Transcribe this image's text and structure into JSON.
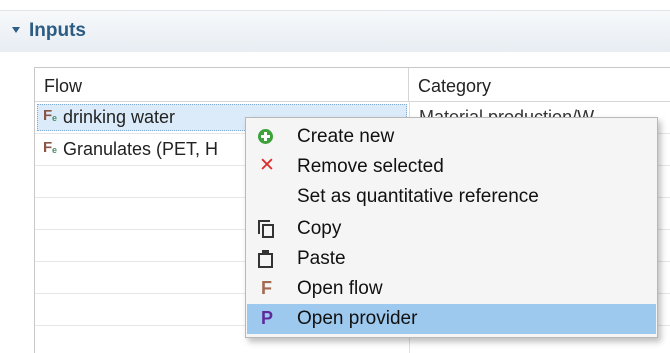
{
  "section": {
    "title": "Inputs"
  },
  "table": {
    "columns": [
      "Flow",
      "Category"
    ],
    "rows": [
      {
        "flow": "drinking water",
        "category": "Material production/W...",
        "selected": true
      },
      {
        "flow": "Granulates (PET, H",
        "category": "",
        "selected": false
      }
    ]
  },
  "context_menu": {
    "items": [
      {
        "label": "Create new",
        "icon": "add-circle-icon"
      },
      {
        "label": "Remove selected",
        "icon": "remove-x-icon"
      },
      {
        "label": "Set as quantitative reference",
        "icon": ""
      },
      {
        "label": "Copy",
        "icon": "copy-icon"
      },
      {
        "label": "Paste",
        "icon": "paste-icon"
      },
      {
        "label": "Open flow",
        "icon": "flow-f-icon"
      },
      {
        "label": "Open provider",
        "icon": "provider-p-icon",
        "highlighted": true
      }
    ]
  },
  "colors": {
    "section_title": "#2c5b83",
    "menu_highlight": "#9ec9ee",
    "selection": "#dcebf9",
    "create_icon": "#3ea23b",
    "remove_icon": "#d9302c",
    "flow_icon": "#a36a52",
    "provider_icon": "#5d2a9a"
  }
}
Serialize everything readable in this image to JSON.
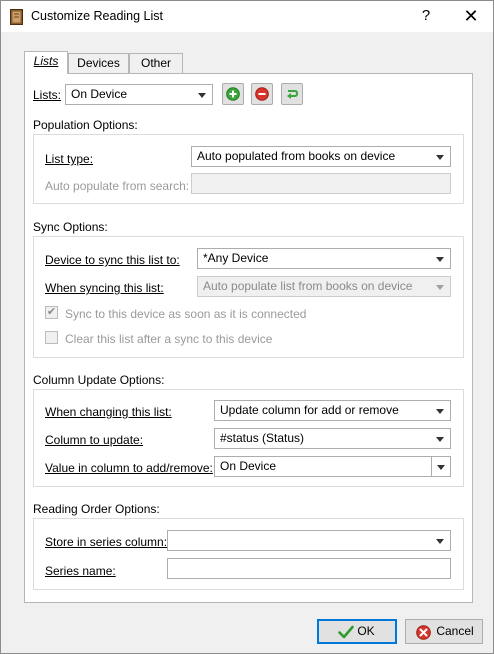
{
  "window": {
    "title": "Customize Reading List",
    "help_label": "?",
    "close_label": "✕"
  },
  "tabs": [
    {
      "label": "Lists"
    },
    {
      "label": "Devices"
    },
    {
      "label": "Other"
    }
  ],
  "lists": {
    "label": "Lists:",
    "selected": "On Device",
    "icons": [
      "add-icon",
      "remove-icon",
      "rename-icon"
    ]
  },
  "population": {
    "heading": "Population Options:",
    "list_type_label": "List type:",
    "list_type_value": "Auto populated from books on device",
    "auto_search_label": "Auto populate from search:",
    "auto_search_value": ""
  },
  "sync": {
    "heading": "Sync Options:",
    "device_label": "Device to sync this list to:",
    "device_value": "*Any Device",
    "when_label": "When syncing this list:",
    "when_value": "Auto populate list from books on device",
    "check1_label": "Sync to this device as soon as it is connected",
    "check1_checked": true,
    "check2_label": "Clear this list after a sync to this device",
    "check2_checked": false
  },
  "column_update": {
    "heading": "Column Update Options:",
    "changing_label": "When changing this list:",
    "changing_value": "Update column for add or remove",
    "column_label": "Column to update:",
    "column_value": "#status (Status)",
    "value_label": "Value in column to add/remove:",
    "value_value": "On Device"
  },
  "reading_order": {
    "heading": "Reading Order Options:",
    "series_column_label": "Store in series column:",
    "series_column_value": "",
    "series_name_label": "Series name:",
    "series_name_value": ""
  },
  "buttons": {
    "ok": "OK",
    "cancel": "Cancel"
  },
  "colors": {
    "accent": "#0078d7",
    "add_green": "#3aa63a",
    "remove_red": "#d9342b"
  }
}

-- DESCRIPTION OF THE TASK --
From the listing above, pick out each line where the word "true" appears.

-- TASK RESULT --
        "selected": true
        "highlighted": true
    "check1_checked": true,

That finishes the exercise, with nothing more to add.